The following are the steps that I used for creating a health bar using the Unity UI system for my Shark Food game. Many of the settings for the size and images can obviously modified to meet specific needs.
First, create two images for the background and foreground. This can be done in Gimp, using the dimensions 512×64. For the meter fill, use the Filter > Render > Clouds > Difference Clouds. Then use Colors > Colorize to make the bar red (hue value 0) and increase the saturation and lightness. Create the background by simply filling the entire image with black (Edit > Fill With BG Color). Set the opacity for the layer for the background image to 50%.
Export both of these images to PNG format. Save the image files in a folder named Scripts in the Assets folder of the Unity project. Select both images and set Texture Type to Sprite (2D and UI) and press Apply.
Create a new Canvas object. I recommend setting Canvas Scaler to Scale with Screen Size and set Reference Resolution to 1920×1080.
In my Shark Food game, the health is stored in a float variable in my custom Shark class called fHunger. This value ranges from 0 to 100, which is ensured by using the Mathf.Clamp function after it has been set.
Under the Canvas object in the Unity Hierarchy, create two new UI > Image objects. Ensure that the image with and height match the same dimensions of the health bar image. Assign the background image to the first one and the foreground image to the second one. A Text > UI object can also be created to display the value on the health bar. Parent the foreground Image and Text object to the background image object.
Add a new UI > Mask component to the background image. Ensure that Show Mask Graphic is selected.
Create a new custom C# script for the health bar. I called mine HungerBar. Attach this script to the background image object. Open the health bar script in an editor (I used Visual Studio) and add a line of code in the Update method to set the position property of the foreground image. Use Find on the transform to get the foreground image. Alternatively, create an Image instance variable and assign the foreground Image in the Inspector. Use GetComponent<RectTransform> to get the localPosition property of the foreground Image. Declare a float instance variable for the x position. Set the localPosition property to a new Vector3 with the x property set to the instance variable and y property set to zero.
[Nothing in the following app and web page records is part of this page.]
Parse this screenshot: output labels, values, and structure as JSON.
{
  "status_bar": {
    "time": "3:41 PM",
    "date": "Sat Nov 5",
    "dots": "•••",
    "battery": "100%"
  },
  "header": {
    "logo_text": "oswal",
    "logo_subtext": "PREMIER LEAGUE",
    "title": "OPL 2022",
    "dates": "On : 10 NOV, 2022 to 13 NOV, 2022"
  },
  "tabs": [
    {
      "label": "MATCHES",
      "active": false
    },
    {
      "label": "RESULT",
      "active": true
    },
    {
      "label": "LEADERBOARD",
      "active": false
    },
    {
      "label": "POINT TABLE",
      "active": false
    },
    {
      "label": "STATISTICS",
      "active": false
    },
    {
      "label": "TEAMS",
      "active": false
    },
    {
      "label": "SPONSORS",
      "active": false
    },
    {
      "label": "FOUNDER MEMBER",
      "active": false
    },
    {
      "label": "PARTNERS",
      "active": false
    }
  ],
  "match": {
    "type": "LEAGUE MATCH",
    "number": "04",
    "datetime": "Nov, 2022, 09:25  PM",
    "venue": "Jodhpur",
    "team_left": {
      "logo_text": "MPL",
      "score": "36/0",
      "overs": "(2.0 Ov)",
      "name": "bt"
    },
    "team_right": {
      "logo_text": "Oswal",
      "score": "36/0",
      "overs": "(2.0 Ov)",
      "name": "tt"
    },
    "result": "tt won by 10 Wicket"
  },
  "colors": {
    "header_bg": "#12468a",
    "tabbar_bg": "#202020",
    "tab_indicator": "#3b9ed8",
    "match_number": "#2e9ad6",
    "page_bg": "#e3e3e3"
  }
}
Create a setValue method, which sets the instance variable to the passed in value times the health bar width in pixels, minus the health bar width.
Whenever the health value is updated, call setValue and pass in a value from 0 to 1. This was in the updateHunger method of my Shark class, which gets called on every Update.
The health bar object can be returned with GameObject.FindObjectOfType<HealthBar>(), assuming that you only have one health bar in the scene. Since my hunger value was a float from 0 to 100, I divided by that value by 100f before passing it to the setValue method. The text can also be set by using GameObject.Find and setting GetComponent<Text>.text . Be sure to import UnityEngine.UI, because it doesn’t get added by default. If the intellisense doesn’t work for the Text object, it’s usually because of the missing import statement.
That’s all there’s to getting a health bar working. It’s fairly simple once you know the steps and settings.
Another example is the time bar that I created for my Archaeology game. For this bar, I modified the background image, so that it is in the shape of an hourglass.
Then I created a new image, selected the background image shape and filled with an outline color. Then I shrank the selection by one pixel, then cleared the selection to make a one pixel outline. I created a new Sprite in Unity, and used the outline image for this new image. It is important that the outline is not parented to the background image (since it would be affected by the mask). Instead, it should be placed at the same level as the background image, but it is important for it to come after the background image in the heirarachy, otherwise it will not display.
I made a function that returns the amount of time remaining in the game as a float from 0f to 1f. For the position code, I multiply the percentage float by the negative height of the image (128 pixels). So as time progresses, the foreground image will gradually move downward, until it reaches the bottom of the image.